423). Yet he did not allow their doctrines free scope throughout his empire, as the majority in the states was opposed to it, and the Protestants themselves, divided into Lutherans and Calvinists, were engaged in strife with each other. From the manner in which he sought the friendship and alliance of Romish princes, it must appear that Maximilian II never allowed his private convictions to rule him as a monarch, but that all was made subservient to the interests of the empire.

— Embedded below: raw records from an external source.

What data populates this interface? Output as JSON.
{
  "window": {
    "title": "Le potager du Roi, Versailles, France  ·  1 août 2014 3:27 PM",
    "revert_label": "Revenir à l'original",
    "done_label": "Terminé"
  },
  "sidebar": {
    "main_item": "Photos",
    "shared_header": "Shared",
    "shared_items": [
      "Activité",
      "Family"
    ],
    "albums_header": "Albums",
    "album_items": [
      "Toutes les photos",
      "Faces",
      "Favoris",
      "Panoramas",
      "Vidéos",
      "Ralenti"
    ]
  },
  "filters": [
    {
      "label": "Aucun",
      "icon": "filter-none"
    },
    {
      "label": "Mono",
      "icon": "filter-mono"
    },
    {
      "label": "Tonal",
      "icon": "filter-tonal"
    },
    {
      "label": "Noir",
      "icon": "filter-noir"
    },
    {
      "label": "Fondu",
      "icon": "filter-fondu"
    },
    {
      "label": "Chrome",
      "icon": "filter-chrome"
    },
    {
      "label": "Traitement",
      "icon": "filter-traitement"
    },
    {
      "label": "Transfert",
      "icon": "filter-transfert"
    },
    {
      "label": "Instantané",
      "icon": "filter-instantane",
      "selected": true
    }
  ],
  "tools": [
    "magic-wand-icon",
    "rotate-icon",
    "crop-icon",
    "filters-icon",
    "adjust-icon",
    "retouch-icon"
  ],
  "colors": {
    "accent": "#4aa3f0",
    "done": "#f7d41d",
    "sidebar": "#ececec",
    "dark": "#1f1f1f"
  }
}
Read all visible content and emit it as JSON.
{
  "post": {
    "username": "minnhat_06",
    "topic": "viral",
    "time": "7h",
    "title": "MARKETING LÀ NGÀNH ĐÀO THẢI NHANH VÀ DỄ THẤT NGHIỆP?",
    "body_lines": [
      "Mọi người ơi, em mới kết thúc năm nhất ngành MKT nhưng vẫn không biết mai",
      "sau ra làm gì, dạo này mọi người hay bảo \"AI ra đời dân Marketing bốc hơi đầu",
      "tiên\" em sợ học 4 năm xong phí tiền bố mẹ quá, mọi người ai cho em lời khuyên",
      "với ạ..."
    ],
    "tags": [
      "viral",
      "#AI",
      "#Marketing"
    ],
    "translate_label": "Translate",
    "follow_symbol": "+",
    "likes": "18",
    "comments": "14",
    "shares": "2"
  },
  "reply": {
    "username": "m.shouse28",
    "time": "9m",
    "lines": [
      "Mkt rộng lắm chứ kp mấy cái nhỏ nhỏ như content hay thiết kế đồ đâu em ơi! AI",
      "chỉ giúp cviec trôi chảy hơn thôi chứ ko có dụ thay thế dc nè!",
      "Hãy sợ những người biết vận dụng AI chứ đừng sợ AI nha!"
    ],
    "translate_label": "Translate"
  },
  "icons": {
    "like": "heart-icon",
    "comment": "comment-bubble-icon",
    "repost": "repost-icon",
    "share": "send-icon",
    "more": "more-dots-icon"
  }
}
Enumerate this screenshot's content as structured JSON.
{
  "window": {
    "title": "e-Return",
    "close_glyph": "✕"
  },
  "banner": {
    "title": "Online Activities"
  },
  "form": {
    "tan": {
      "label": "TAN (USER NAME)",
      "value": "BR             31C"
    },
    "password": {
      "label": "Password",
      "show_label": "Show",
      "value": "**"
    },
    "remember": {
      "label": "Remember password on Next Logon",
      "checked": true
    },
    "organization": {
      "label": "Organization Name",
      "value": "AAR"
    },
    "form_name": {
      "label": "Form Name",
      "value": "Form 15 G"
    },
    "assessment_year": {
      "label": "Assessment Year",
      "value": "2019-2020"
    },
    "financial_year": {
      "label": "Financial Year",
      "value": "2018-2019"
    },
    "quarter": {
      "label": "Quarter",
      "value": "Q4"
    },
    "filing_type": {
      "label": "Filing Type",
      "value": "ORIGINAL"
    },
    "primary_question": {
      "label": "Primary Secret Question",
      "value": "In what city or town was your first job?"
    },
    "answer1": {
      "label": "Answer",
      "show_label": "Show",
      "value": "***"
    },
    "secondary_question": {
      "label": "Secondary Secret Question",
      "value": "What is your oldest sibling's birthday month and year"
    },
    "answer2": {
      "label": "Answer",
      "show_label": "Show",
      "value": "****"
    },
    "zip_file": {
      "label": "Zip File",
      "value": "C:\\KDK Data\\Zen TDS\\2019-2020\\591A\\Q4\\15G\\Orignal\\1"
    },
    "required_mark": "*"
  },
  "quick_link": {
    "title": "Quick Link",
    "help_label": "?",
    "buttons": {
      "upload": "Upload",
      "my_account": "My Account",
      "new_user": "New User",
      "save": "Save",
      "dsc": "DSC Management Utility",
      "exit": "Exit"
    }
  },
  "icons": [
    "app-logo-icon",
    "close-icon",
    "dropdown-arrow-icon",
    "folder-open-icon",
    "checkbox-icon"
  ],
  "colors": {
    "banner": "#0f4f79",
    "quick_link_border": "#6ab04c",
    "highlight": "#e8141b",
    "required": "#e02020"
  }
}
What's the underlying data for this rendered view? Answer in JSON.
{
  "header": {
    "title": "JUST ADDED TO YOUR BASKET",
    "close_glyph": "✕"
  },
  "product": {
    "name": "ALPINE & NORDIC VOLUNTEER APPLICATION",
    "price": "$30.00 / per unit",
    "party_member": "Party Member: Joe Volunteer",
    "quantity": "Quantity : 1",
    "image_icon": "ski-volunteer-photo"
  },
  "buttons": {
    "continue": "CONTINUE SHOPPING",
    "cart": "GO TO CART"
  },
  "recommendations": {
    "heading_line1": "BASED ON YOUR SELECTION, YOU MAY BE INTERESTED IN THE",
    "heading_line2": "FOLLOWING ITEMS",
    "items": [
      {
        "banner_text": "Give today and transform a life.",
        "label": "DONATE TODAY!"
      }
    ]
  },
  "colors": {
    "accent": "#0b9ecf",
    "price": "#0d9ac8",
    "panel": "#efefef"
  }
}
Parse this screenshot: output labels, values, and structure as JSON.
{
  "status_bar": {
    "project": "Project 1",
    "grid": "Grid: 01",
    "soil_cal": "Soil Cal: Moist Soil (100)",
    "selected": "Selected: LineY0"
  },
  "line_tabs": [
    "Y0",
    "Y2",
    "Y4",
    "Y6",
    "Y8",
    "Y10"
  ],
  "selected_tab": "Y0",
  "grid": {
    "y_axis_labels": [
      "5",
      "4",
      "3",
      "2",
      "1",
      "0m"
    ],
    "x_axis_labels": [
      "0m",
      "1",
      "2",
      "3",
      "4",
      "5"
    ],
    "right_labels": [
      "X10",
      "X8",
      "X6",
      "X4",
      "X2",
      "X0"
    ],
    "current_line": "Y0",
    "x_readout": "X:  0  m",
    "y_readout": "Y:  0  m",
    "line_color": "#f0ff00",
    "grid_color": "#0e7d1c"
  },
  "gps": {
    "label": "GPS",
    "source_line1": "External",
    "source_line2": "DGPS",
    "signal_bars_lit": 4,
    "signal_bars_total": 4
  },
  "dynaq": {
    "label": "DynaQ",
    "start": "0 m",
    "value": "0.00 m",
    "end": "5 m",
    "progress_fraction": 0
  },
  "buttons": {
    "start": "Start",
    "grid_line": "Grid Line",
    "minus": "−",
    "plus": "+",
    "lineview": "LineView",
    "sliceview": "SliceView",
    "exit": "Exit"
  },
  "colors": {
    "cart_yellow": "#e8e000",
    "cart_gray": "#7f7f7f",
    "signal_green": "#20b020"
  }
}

Some will even have it. as Vehse (see below), that he was at one time a convert to the Protestant religion (comp. Baker, Eccles. Hist. 2:211). He, however, granted the Protestants in 1568 liberty to worship God according to their conscience throughout Austria, and commissioned D. Chytraeus to draw up a Protestant liturgy for Austria. Although he was opposed to the Jesuits, and subjected them to many restrictions, he yet, by his toleration, permitted them access and great influence in his own family. He died Oct. 12, 1576. See J. F. Miller, Epistolae Ferdinandi I et M. II (Pesth, 1808); Koch, Quellen z. Gesch. M. II (Leipz. 1857-61); Ranke, Historischpolitischer Zeitschr. (1832, p. 278 sq.); and the same reprinted in Deutsche Gesch. (1868), vol. 6; Bernard Raupach, Evang. Oesterreich. vol. 1 and 2; Lebret, Magazin z. Gebrauch d. Staaten und Kirchengesch. (Ulm, 1785), vol. 9; Maurenbrecher, in Sybel's Histor. Zeitscshrift, 1862, p. 351 sq.; E. Reimann, in the same journal, 1866, p. 1 sq.; Coxe, Hist. of the House of Austria, 2:4 sq.; Vehse, Memoirs of the House of Austria, 1:217 sq.; Pierer, Universal-Lexikon, 11:29; Herzog, Real-Encyklop. 9:204.